------ Data ------

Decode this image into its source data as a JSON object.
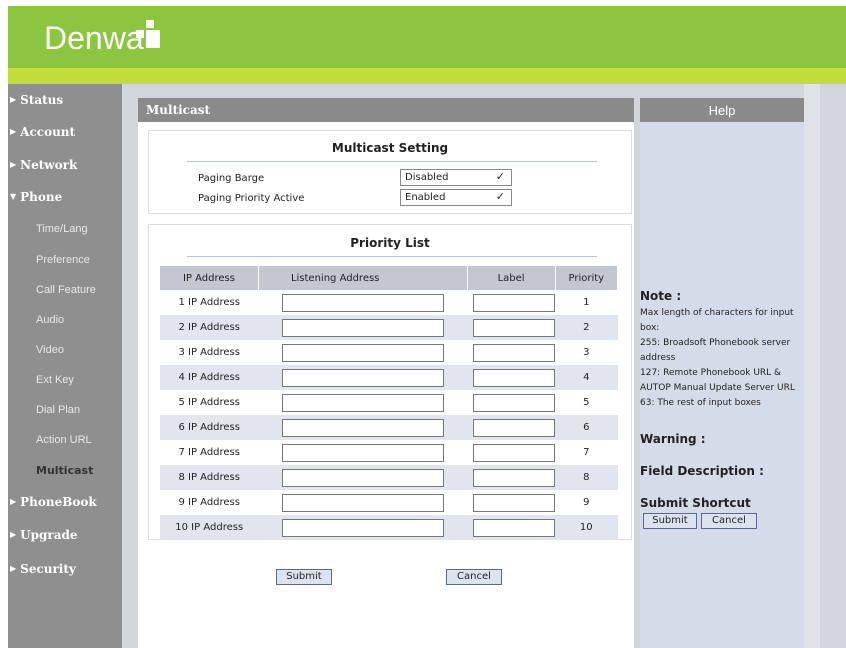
{
  "brand": {
    "logo_text": "Denwa"
  },
  "sidebar": {
    "items": [
      {
        "label": "Status"
      },
      {
        "label": "Account"
      },
      {
        "label": "Network"
      },
      {
        "label": "Phone"
      },
      {
        "label": "PhoneBook"
      },
      {
        "label": "Upgrade"
      },
      {
        "label": "Security"
      }
    ],
    "phone_sub": [
      {
        "label": "Time/Lang"
      },
      {
        "label": "Preference"
      },
      {
        "label": "Call Feature"
      },
      {
        "label": "Audio"
      },
      {
        "label": "Video"
      },
      {
        "label": "Ext Key"
      },
      {
        "label": "Dial Plan"
      },
      {
        "label": "Action URL"
      },
      {
        "label": "Multicast"
      }
    ]
  },
  "main": {
    "title": "Multicast",
    "multicast_setting": {
      "title": "Multicast Setting",
      "paging_barge_label": "Paging Barge",
      "paging_barge_value": "Disabled",
      "paging_priority_label": "Paging Priority Active",
      "paging_priority_value": "Enabled"
    },
    "priority_list": {
      "title": "Priority List",
      "headers": [
        "IP Address",
        "Listening Address",
        "Label",
        "Priority"
      ],
      "rows": [
        {
          "name": "1 IP Address",
          "priority": "1"
        },
        {
          "name": "2 IP Address",
          "priority": "2"
        },
        {
          "name": "3 IP Address",
          "priority": "3"
        },
        {
          "name": "4 IP Address",
          "priority": "4"
        },
        {
          "name": "5 IP Address",
          "priority": "5"
        },
        {
          "name": "6 IP Address",
          "priority": "6"
        },
        {
          "name": "7 IP Address",
          "priority": "7"
        },
        {
          "name": "8 IP Address",
          "priority": "8"
        },
        {
          "name": "9 IP Address",
          "priority": "9"
        },
        {
          "name": "10 IP Address",
          "priority": "10"
        }
      ]
    },
    "submit_label": "Submit",
    "cancel_label": "Cancel"
  },
  "help": {
    "title": "Help",
    "note_heading": "Note :",
    "note_lines": [
      "Max length of characters for input box:",
      "255: Broadsoft Phonebook server address",
      "127: Remote Phonebook URL & AUTOP Manual Update Server URL",
      "63: The rest of input boxes"
    ],
    "warning_heading": "Warning :",
    "field_heading": "Field Description :",
    "shortcut_heading": "Submit Shortcut",
    "submit_label": "Submit",
    "cancel_label": "Cancel"
  },
  "colors": {
    "brand_green": "#8cc63f",
    "accent_lime": "#c2dc3a",
    "sidebar_gray": "#8f8f8f"
  }
}
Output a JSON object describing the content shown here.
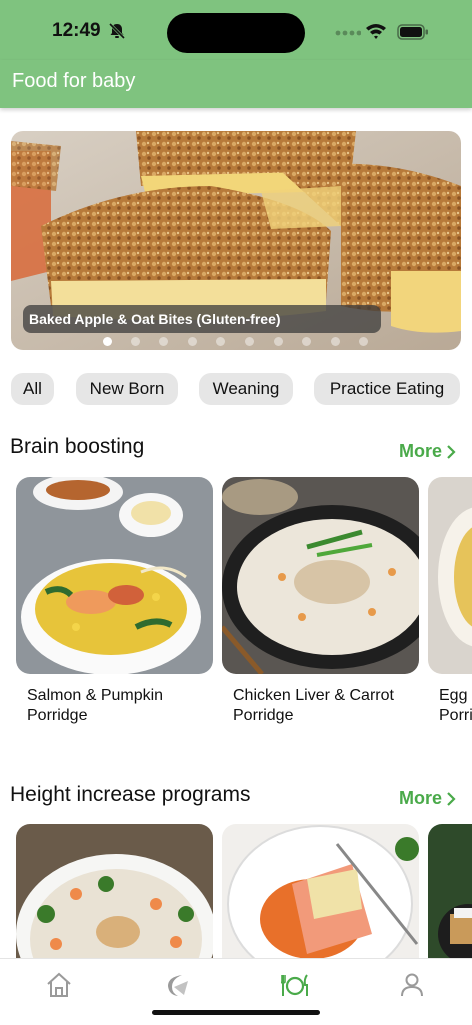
{
  "status_bar": {
    "time": "12:49"
  },
  "app_bar": {
    "title": "Food for baby"
  },
  "hero": {
    "caption": "Baked Apple & Oat Bites (Gluten-free)",
    "page_count": 10,
    "active_page": 0
  },
  "categories": [
    "All",
    "New Born",
    "Weaning",
    "Practice Eating"
  ],
  "sections": [
    {
      "title": "Brain boosting",
      "more_label": "More",
      "items": [
        {
          "name": "Salmon & Pumpkin Porridge"
        },
        {
          "name": "Chicken Liver & Carrot Porridge"
        },
        {
          "name": "Egg Porri"
        }
      ]
    },
    {
      "title": "Height increase programs",
      "more_label": "More"
    }
  ],
  "tab_bar": {
    "tabs": [
      {
        "icon": "home-icon"
      },
      {
        "icon": "moon-icon"
      },
      {
        "icon": "food-icon",
        "active": true
      },
      {
        "icon": "user-icon"
      }
    ],
    "active_color": "#4aaa4a",
    "inactive_color": "#9a9a9a"
  },
  "colors": {
    "brand": "#7fc37f",
    "accent": "#4aaa4a",
    "chip_bg": "#e6e6e6"
  }
}
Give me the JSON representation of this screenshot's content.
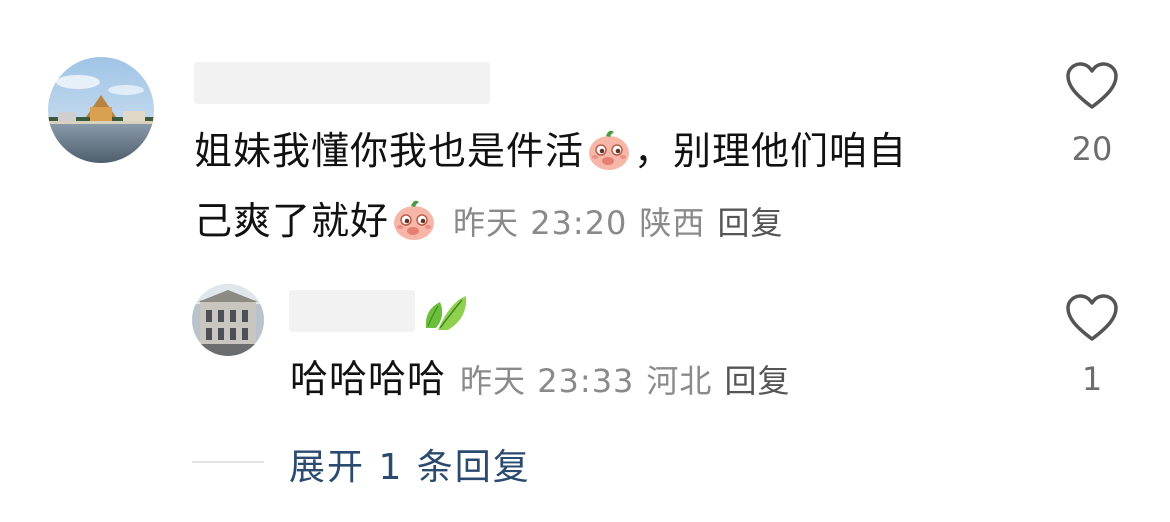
{
  "comment": {
    "text_part1": "姐妹我懂你我也是件活",
    "text_part2": "，别理他们咱自",
    "text_part3": "己爽了就好",
    "emoji_icon": "peach-shy-emoji-icon",
    "time": "昨天 23:20",
    "location": "陕西",
    "reply_label": "回复",
    "like_count": "20"
  },
  "reply": {
    "badge_icon": "leaf-badge-icon",
    "text": "哈哈哈哈",
    "time": "昨天 23:33",
    "location": "河北",
    "reply_label": "回复",
    "like_count": "1"
  },
  "expand_label": "展开 1 条回复",
  "colors": {
    "expand_link": "#2b4a6f",
    "meta": "#8a8a8a",
    "heart_outline": "#555555"
  }
}
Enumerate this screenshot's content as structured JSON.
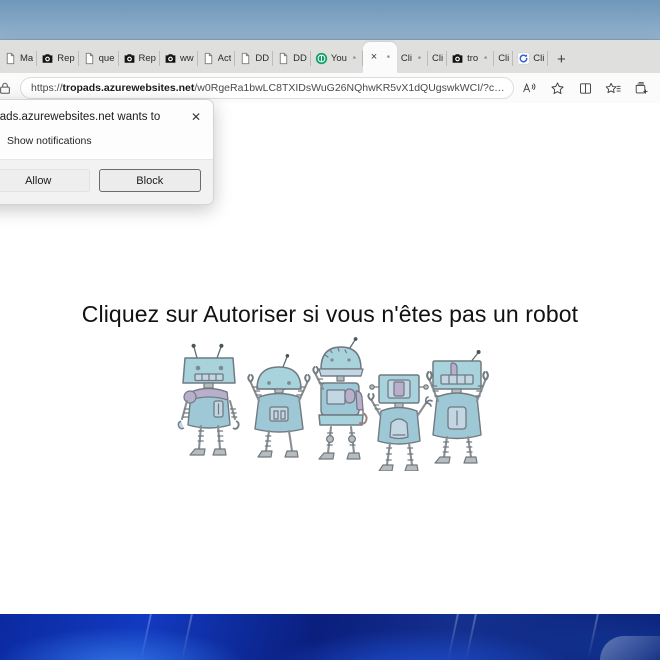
{
  "window": {
    "browser": "Microsoft Edge"
  },
  "tabs": {
    "items": [
      {
        "title": "Ma",
        "favicon": "generic-page-icon",
        "has_dot": false
      },
      {
        "title": "Rep",
        "favicon": "black-camera-icon",
        "has_dot": false
      },
      {
        "title": "que",
        "favicon": "generic-page-icon",
        "has_dot": false
      },
      {
        "title": "Rep",
        "favicon": "black-camera-icon",
        "has_dot": false
      },
      {
        "title": "ww",
        "favicon": "black-camera-icon",
        "has_dot": false
      },
      {
        "title": "Act",
        "favicon": "generic-page-icon",
        "has_dot": false
      },
      {
        "title": "DD",
        "favicon": "generic-page-icon",
        "has_dot": false
      },
      {
        "title": "DD",
        "favicon": "generic-page-icon",
        "has_dot": false
      },
      {
        "title": "You",
        "favicon": "green-circle-icon",
        "has_dot": true
      },
      {
        "title": "",
        "favicon": "none",
        "has_dot": true,
        "active": true,
        "close_glyph": "×"
      },
      {
        "title": "Cli",
        "favicon": "none",
        "has_dot": true
      },
      {
        "title": "Cli",
        "favicon": "none",
        "has_dot": false
      },
      {
        "title": "tro",
        "favicon": "black-camera-icon",
        "has_dot": true
      },
      {
        "title": "Cli",
        "favicon": "none",
        "has_dot": false
      },
      {
        "title": "Cli",
        "favicon": "blue-refresh-icon",
        "has_dot": false
      }
    ],
    "new_tab_glyph": "+"
  },
  "toolbar": {
    "url_scheme": "https://",
    "url_domain": "tropads.azurewebsites.net",
    "url_path": "/w0RgeRa1bwLC8TXIDsWuG26NQhwKR5vX1dQUgswkWCI/?cid=...",
    "icons": {
      "site_info": "site-info-icon",
      "read_aloud": "read-aloud-icon",
      "favorite": "favorite-star-icon",
      "split_screen": "split-screen-icon",
      "favorites": "favorites-icon",
      "collections": "collections-icon"
    }
  },
  "permission_dialog": {
    "title": "opads.azurewebsites.net wants to",
    "option_label": "Show notifications",
    "option_icon": "bell-icon",
    "close_glyph": "✕",
    "allow_label": "Allow",
    "block_label": "Block"
  },
  "page": {
    "heading": "Cliquez sur Autoriser si vous n'êtes pas un robot",
    "illustration": "five-cartoon-robots",
    "background_color": "#ffffff",
    "heading_color": "#111111"
  },
  "colors": {
    "tab_strip": "#dfdfde",
    "toolbar": "#fbfbfb",
    "active_tab": "#fbfbfb",
    "robot_body": "#a8d2dc",
    "robot_outline": "#6f7a82",
    "taskbar_blue": "#0a1f8f",
    "desktop_sky": "#86a9c6"
  }
}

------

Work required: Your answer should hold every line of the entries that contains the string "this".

Answer below:
Decode this image into its source data as a JSON object.
Give me the JSON representation of this screenshot's content.
Enumerate this screenshot's content as structured JSON.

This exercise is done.